The agency is committed to increasing MWSBE participation, and the 2015 rate of 24 percent of total contracts is up from 18.3 percent and 17.3 percent in the prior two years, respectively. These businesses, which received a total of $315 million in Port Authority contracts last year, contribute substantial economic benefit to the Port District and the region, including supporting nearly 2,453 job-years and generating $154 million in wages and $531 million in regional economic activity.
“The results from 2015 are strong evidence that the Port Authority is committed to providing opportunity to regional MWSBE firms,” said Port Authority Chairman John Degnan. “Their success across the Port District is an important stimulus to economic activity throughout the New Jersey and New York region.”
“In rising toward Governor Cuomo’s MWSBE participation goal of 30 percent, the Port Authority has made steady and substantial progress during the last three years. This report demonstrates that we are dedicated to meeting Governor Cuomo’s higher standard. The region is reaping enormous benefits from this effort in the form of jobs and economic activity,” said Port Authority Vice Chairman Steven M. Cohen.
During today’s monthly meeting of the Board of Commissioners, the agency said the largest portion of the $315 million figure came from Port Authority prime and sub-contracts, which totaled $195 million. Roughly $66 million was from World Trade Center projects and $54 million from aviation tenants. Over the years of WTC rebuilding, approximately $1.3 billion worth of site contracts have gone to MWSBEs thus far.
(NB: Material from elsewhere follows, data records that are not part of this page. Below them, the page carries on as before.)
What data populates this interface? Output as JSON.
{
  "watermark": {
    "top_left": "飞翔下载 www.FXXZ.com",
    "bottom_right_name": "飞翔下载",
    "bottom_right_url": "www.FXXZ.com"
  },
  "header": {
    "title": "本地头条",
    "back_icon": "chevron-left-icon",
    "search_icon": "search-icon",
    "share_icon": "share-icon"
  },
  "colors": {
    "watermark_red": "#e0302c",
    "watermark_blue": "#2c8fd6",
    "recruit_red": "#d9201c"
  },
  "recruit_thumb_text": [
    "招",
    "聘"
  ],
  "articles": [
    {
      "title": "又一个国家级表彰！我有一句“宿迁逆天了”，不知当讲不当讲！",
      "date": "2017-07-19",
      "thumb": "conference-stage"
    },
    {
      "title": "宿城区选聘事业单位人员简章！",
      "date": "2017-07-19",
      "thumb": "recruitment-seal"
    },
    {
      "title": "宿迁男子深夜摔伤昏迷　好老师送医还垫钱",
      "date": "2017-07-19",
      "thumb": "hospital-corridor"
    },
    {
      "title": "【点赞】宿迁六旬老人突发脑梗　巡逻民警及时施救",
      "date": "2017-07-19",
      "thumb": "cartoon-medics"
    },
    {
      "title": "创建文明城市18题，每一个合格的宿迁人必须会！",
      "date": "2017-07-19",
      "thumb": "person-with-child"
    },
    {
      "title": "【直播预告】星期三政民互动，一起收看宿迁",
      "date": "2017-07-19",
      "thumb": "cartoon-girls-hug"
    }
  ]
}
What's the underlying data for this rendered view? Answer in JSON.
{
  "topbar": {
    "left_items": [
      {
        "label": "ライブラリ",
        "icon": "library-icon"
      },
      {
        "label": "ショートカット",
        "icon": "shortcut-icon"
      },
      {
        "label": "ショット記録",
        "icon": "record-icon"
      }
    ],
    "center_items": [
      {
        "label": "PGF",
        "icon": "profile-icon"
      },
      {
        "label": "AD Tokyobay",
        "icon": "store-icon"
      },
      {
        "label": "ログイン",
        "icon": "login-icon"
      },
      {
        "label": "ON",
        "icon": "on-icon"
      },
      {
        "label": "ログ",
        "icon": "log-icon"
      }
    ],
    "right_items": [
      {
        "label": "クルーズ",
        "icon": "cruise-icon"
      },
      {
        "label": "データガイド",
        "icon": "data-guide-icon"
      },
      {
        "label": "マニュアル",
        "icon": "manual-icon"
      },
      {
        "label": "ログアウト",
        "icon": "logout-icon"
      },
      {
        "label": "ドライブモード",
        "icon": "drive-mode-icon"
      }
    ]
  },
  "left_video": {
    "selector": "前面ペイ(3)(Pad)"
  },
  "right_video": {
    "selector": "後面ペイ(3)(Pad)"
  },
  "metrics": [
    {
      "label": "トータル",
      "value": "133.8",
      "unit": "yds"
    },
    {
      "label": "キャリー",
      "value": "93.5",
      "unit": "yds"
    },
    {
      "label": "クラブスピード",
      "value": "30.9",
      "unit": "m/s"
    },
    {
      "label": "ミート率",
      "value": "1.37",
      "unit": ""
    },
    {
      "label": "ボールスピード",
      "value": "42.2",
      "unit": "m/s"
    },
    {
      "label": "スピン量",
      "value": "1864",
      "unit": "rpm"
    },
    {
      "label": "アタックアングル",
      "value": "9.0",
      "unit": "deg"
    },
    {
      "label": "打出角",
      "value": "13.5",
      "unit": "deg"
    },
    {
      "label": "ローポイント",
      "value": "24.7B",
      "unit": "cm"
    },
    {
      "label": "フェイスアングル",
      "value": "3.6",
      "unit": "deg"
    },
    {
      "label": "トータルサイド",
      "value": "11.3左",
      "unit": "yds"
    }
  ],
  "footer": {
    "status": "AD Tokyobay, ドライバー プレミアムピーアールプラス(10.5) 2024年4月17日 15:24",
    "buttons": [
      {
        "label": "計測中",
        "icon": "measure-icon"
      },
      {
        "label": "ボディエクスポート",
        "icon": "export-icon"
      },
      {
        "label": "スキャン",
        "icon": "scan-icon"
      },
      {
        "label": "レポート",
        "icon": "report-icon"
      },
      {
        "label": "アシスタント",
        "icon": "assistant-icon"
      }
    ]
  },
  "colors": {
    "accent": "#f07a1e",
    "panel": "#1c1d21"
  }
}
Additional MWSBE and Disadvantaged Business Enterprises (DBE) activity from new WTC tenants and the agency’s partners on the Goethals Bridge Modernization Program and the George Washington Bridge Bus Station project yielded $72.5 million in awards, which boosts the $315 million amount to $387.5 million. MWSBE programs are typically city or state designations, while DBEs are federal programs regulated by the U.S. Department of Transportation.
The Port Authority also continues to build the pipeline of qualified businesses through its Mentor Protégé Program, an initiative to increase the number of certified businesses big enough to bid successfully on larger constructions projects. Fifteen MWSBEs participated in 2015, with 67 of the businesses having participated in the program since 2002.Related Articles: